Scan the material for the string "Daily" and copy out every line in which it occurs.
-=-=-=-=-
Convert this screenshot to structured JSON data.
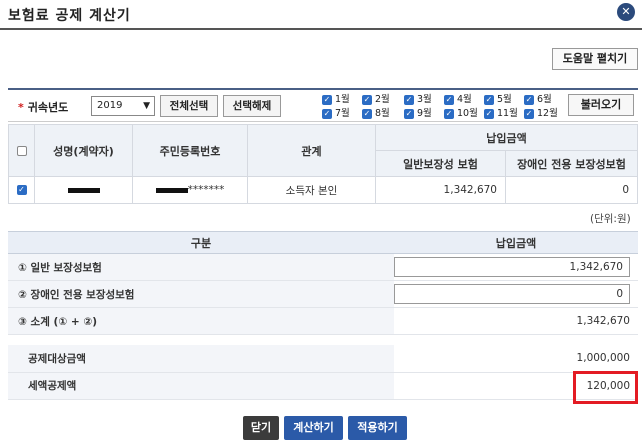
{
  "window": {
    "title": "보험료 공제 계산기",
    "close_icon": "close-icon"
  },
  "toolbar": {
    "help_label": "도움말 펼치기"
  },
  "filter": {
    "year_label": "귀속년도",
    "year_value": "2019",
    "select_all_label": "전체선택",
    "deselect_label": "선택해제",
    "load_label": "불러오기",
    "months": [
      "1월",
      "2월",
      "3월",
      "4월",
      "5월",
      "6월",
      "7월",
      "8월",
      "9월",
      "10월",
      "11월",
      "12월"
    ]
  },
  "payee_table": {
    "headers": {
      "name": "성명(계약자)",
      "rrn": "주민등록번호",
      "relation": "관계",
      "payment": "납입금액",
      "general": "일반보장성 보험",
      "disabled": "장애인 전용 보장성보험"
    },
    "rows": [
      {
        "rrn_suffix": "*******",
        "relation": "소득자 본인",
        "general": "1,342,670",
        "disabled": "0"
      }
    ]
  },
  "unit_label": "(단위:원)",
  "summary": {
    "header_category": "구분",
    "header_amount": "납입금액",
    "rows": [
      {
        "label": "① 일반 보장성보험",
        "value": "1,342,670"
      },
      {
        "label": "② 장애인 전용 보장성보험",
        "value": "0"
      },
      {
        "label": "③ 소계 (① + ②)",
        "value": "1,342,670"
      }
    ]
  },
  "deduction": {
    "target_label": "공제대상금액",
    "target_value": "1,000,000",
    "tax_label": "세액공제액",
    "tax_value": "120,000"
  },
  "buttons": {
    "close": "닫기",
    "calculate": "계산하기",
    "apply": "적용하기"
  },
  "colors": {
    "close_btn": "#3b3b3b",
    "calc_btn": "#2b5aa8",
    "apply_btn": "#2b5aa8",
    "highlight": "#e31b23",
    "checkbox": "#2b6cc4"
  }
}
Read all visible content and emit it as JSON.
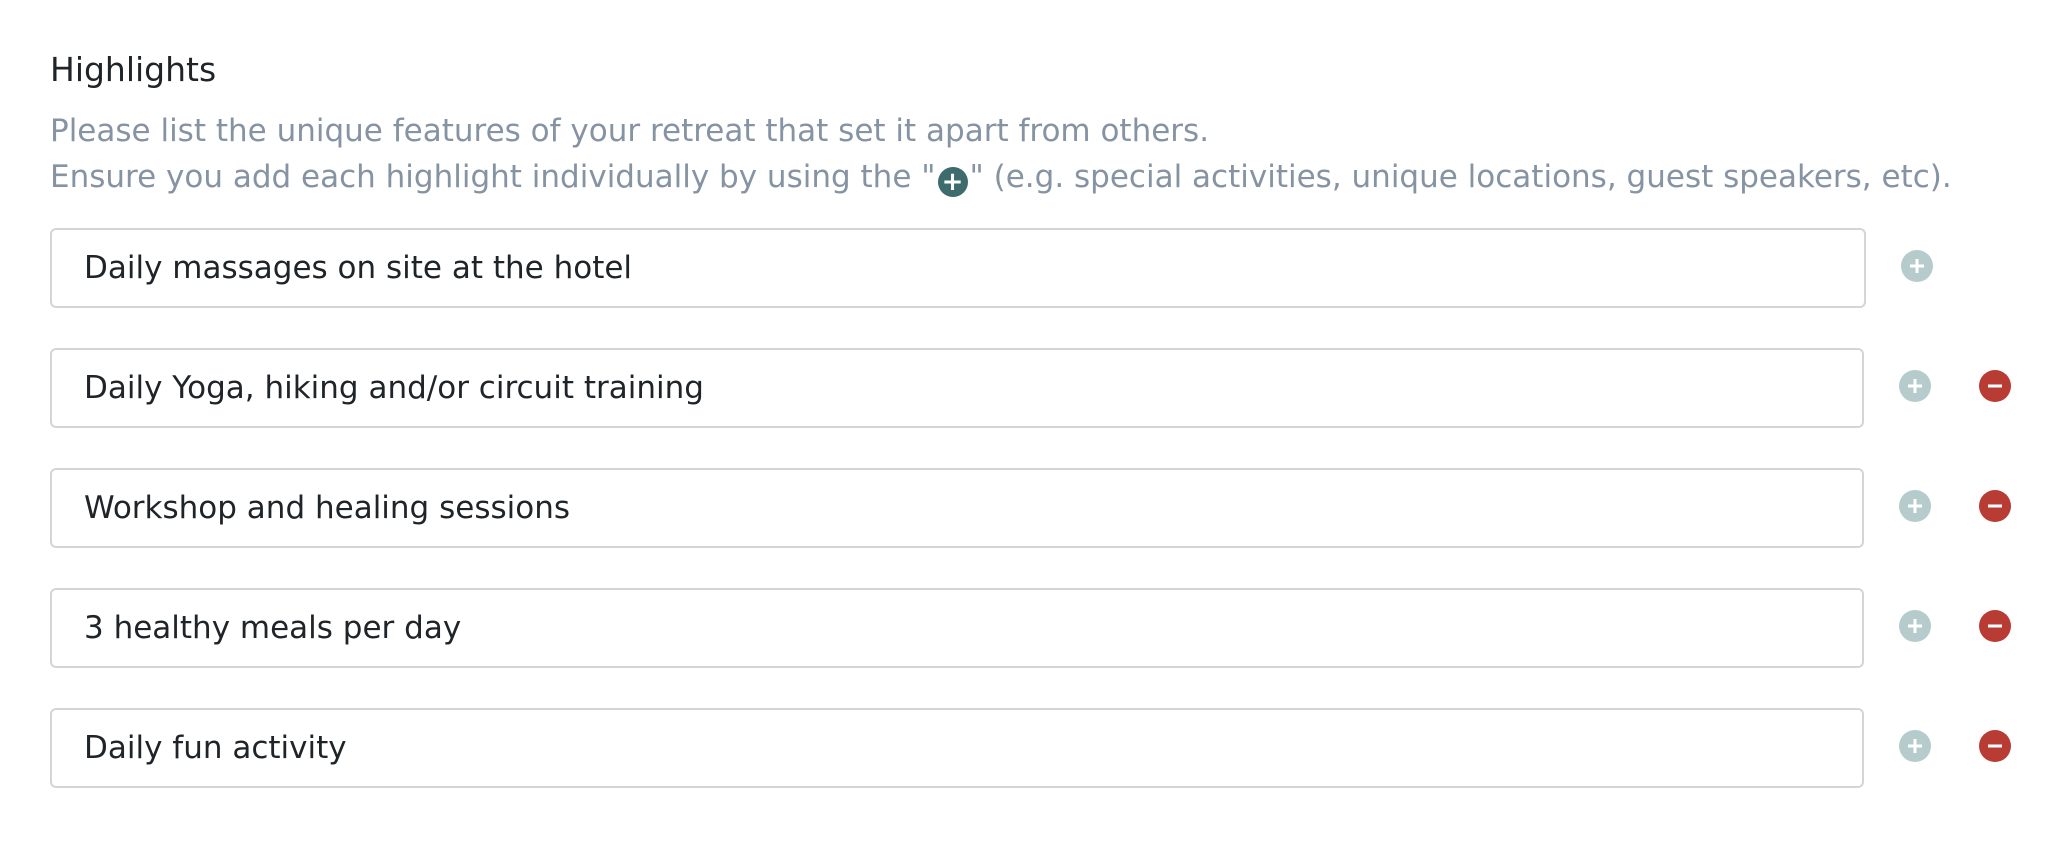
{
  "section": {
    "title": "Highlights",
    "description_line1": "Please list the unique features of your retreat that set it apart from others.",
    "description_line2_prefix": "Ensure you add each highlight individually by using the \"",
    "description_line2_suffix": "\" (e.g. special activities, unique locations, guest speakers, etc)."
  },
  "highlights": [
    {
      "value": "Daily massages on site at the hotel",
      "removable": false
    },
    {
      "value": "Daily Yoga, hiking and/or circuit training",
      "removable": true
    },
    {
      "value": "Workshop and healing sessions",
      "removable": true
    },
    {
      "value": "3 healthy meals per day",
      "removable": true
    },
    {
      "value": "Daily fun activity",
      "removable": true
    }
  ],
  "colors": {
    "add_icon_inline": "#3e6b6e",
    "add_button": "#b6cbcb",
    "remove_button": "#b83c33",
    "muted_text": "#8593a3"
  },
  "icons": {
    "add": "plus-circle-icon",
    "remove": "minus-circle-icon"
  }
}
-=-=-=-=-
- **Output**
      "value": "Daily massages on site at the hotel",
      "value": "Daily Yoga, hiking and/or circuit training",
      "value": "Daily fun activity",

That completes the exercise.